Marmanides noted, “After submitting an article to my editor, I would often say that I’d be happy to fix anything that needs to be changed, or to let me know if she had any feedback in general. And often times, I wouldn’t know how she felt about the article until I saw that it had gone live. So I could only assume I was doing a good job, but I never really knew if I was completely hitting the mark. This made me feel both nervous and frustrated. Nervous that maybe she really didn’t like what I had written, but simultaneously frustrated because I would be more than willing to make it right. It created a feeling that I was not doing my best to maintain our working relationship.”
The only way to avoid situations like this with your freelance writers is to be the person who builds the respectful, trustworthy relationship. Editors often have more control in a relationship than writers simply because you are the one in control of the money. Share your feedback to start conversation and take the time to regularly ask your writers if they have anything to discuss with you, as well. Marmanides agrees, “In general, open lines of communication work best, particularly to help inform the kind of content they want to see, or even if they want a particular tone or style. I’m always willing—and always wanted—to experiment if they’re open to it.”
I know from my days as a managing editor that writers often perform better when you share positive information with them. If an article was performing well or I enjoyed the direction they took with the assignment, I tried to remember to reach out and let them know. Now, as I switch roles, I understand how vital the positive nudges editors give you can be. Freelance writers are regularly asked for revisions. This doesn’t mean your work is bad. Sometimes, the client needs a point to be a little more vague or specific. Or, the editor forgot to ask you to add an angle. And, while we know this is par for the course, revision requests can often be discouraging, especially when it’s paired with no little (or no) feedback. So, when we get a quick note that our newest article was “super engaging” or “the analytics for the last post are impressive,” we hold on to those nuggets of kindness for dear life.

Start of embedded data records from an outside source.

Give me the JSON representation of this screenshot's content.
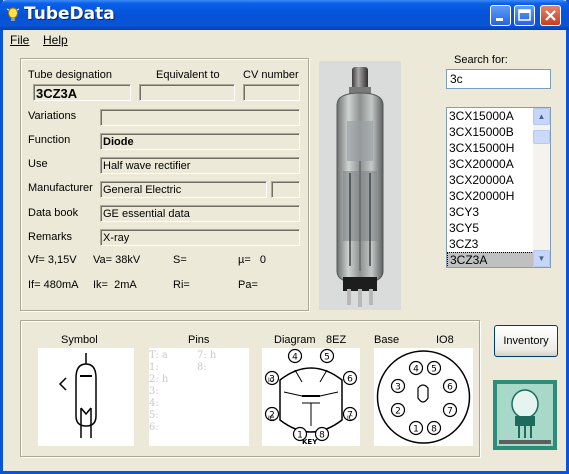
{
  "window": {
    "title": "TubeData",
    "icon": "lightbulb-icon"
  },
  "menu": {
    "file": "File",
    "help": "Help"
  },
  "header": {
    "designation_label": "Tube designation",
    "equivalent_label": "Equivalent to",
    "cv_label": "CV number"
  },
  "tube": {
    "designation": "3CZ3A",
    "equivalent": "",
    "cv_number": "",
    "variations": "",
    "function": "Diode",
    "use": "Half wave rectifier",
    "manufacturer": "General Electric",
    "manufacturer_extra": "",
    "data_book": "GE essential data",
    "remarks": "X-ray"
  },
  "labels": {
    "variations": "Variations",
    "function": "Function",
    "use": "Use",
    "manufacturer": "Manufacturer",
    "data_book": "Data book",
    "remarks": "Remarks"
  },
  "params": {
    "vf": "Vf= 3,15V",
    "va": "Va= 38kV",
    "s": "S=",
    "mu": "µ=   0",
    "if": "If= 480mA",
    "ik": "Ik=  2mA",
    "ri": "Ri=",
    "pa": "Pa="
  },
  "search": {
    "label": "Search for:",
    "value": "3c"
  },
  "results": [
    "3CX15000A",
    "3CX15000B",
    "3CX15000H",
    "3CX20000A",
    "3CX20000A",
    "3CX20000H",
    "3CY3",
    "3CY5",
    "3CZ3",
    "3CZ3A"
  ],
  "selected_result": "3CZ3A",
  "bottom": {
    "symbol_label": "Symbol",
    "pins_label": "Pins",
    "diagram_label": "Diagram",
    "diagram_code": "8EZ",
    "base_label": "Base",
    "base_code": "IO8",
    "pins_col1": "T: a\n1:\n2: h\n3:\n4:\n5:\n6:",
    "pins_col2": "7: h\n8:",
    "inventory_button": "Inventory"
  },
  "diagram_pins": {
    "top": [
      "4",
      "5"
    ],
    "left": [
      "3",
      "2"
    ],
    "right": [
      "6",
      "7"
    ],
    "bottom": [
      "1",
      "8"
    ],
    "ic_labels": [
      "IC",
      "IC",
      "IC"
    ],
    "key": "KEY"
  },
  "base_pins": [
    "1",
    "2",
    "3",
    "4",
    "5",
    "6",
    "7",
    "8"
  ]
}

Marmanides had this experience: “I worked for a start-up as a freelancer writing articles, reviews, and blog posts. The company was new, about a year in. The best news I got was when the editor contacted me to say that several of my recent articles had the highest click-through and share rates ever on their social media pages. That felt great to know that even though I was not a company employee, I was still part of helping build their brand up and be a small part of their success story.”
This year I made it a goal to collect positive feedback I received from my writing network, and save it for the tough writing days when I felt like I was the worst writer in the world. I call it my “Sunshine File,” and it has completely changed the way I work. When I start to doubt myself, I double-click on that folder and read the kind words my editors and peers share with me. Long gone are the days of wallowing in self pity. Now, I simply scan through my notes and hop right back into whatever article I was working on. So, the next time you find yourself thinking, “This writer is such an easy person to edit. Her content is always so clean,” tell her! It only takes a moment out of your time to send a few sentence email, but it will mean so much to your writers.
Oh, and there’s one more thing we want you to know, editors: Thank you for trusting us to write your content. We’re so grateful for the opportunity to work with you, and we hope for a long, continuous relationship.